## Task brief
Count how many lines below contain the word "сигнала", then give that number alone.

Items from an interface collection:
%%
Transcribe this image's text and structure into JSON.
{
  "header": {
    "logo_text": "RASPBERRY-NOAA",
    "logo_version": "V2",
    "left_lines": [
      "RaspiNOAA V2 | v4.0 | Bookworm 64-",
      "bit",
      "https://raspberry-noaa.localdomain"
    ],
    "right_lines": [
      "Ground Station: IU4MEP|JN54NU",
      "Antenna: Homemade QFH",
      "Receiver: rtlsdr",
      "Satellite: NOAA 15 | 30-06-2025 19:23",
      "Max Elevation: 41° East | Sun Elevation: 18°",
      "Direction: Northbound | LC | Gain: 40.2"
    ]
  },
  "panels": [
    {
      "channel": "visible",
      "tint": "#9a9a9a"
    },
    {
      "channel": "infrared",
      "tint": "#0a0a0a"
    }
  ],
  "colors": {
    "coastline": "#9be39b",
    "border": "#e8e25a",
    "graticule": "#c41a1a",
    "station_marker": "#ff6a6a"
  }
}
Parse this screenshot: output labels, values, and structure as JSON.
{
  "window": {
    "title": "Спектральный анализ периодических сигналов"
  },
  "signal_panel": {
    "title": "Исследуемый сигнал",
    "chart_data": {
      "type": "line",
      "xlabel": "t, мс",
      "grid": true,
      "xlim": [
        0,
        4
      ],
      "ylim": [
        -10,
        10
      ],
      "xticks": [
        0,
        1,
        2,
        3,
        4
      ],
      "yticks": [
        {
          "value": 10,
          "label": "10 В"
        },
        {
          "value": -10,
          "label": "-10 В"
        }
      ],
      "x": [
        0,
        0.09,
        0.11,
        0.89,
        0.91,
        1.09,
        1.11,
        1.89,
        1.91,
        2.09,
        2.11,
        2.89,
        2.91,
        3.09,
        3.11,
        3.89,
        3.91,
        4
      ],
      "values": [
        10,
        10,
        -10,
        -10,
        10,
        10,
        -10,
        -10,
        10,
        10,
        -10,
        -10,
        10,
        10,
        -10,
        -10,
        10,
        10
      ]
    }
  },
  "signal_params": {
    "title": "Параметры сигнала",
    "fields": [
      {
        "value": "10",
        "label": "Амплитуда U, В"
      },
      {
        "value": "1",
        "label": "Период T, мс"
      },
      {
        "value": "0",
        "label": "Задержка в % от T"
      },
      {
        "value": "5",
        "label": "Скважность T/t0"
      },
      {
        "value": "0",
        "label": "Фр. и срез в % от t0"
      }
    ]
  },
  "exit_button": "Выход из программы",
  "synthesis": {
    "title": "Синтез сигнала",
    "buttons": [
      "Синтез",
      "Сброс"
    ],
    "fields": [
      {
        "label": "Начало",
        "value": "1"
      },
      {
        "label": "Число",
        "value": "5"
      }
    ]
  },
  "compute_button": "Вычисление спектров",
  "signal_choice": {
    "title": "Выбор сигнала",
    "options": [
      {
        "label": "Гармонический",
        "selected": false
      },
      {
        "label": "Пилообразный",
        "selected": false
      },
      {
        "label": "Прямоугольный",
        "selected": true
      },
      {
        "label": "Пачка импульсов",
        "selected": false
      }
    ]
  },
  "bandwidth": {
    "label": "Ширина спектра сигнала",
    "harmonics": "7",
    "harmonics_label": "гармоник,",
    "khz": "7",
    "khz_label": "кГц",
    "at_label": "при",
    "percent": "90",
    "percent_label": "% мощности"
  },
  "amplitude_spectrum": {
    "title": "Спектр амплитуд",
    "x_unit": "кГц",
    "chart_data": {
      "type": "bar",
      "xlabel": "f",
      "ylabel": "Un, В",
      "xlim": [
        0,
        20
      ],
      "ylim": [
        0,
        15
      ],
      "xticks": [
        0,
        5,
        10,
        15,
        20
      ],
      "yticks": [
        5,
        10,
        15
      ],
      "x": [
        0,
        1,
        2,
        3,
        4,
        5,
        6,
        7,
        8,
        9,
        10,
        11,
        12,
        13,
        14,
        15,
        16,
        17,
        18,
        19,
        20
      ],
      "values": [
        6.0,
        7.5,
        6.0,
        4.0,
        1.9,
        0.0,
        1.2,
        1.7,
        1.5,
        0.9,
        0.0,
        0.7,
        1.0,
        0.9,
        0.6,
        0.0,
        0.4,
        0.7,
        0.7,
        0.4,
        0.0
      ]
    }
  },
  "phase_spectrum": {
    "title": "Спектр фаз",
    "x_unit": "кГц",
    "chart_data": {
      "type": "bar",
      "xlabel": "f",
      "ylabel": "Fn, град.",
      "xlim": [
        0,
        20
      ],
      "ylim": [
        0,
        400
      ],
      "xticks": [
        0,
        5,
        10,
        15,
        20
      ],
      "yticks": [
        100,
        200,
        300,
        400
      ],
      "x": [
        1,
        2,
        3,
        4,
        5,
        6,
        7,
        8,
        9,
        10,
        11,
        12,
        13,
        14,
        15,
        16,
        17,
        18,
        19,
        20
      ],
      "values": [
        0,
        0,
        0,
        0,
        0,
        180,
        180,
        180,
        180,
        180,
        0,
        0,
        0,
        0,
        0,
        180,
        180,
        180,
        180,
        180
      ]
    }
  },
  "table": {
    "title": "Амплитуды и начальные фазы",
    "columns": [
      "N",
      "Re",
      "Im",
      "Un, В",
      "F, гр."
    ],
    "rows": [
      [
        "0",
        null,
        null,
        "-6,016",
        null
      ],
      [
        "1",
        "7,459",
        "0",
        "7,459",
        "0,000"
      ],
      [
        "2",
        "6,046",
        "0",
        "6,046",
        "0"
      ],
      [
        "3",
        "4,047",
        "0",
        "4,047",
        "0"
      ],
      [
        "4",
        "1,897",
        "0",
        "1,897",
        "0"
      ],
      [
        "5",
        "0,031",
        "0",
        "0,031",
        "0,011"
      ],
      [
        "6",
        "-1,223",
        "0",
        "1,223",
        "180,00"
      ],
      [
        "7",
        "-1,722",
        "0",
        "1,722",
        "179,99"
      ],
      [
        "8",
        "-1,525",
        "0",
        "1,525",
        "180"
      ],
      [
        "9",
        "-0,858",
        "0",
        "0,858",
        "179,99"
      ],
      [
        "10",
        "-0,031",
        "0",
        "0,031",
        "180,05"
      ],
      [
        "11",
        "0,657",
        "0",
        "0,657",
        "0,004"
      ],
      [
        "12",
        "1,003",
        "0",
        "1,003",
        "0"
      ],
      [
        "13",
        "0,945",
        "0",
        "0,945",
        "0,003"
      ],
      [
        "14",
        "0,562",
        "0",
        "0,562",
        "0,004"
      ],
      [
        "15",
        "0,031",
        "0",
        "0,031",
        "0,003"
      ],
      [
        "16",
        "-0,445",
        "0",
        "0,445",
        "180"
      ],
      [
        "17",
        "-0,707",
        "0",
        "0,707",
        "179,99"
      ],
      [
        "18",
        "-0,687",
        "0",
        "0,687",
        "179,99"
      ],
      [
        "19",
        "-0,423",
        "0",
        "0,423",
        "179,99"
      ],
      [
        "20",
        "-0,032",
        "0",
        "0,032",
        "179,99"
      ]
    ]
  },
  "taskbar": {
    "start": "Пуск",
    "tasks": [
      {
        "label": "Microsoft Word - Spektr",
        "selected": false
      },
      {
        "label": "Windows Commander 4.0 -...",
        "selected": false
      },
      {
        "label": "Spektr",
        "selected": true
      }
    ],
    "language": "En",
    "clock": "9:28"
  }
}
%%
## Completed task
4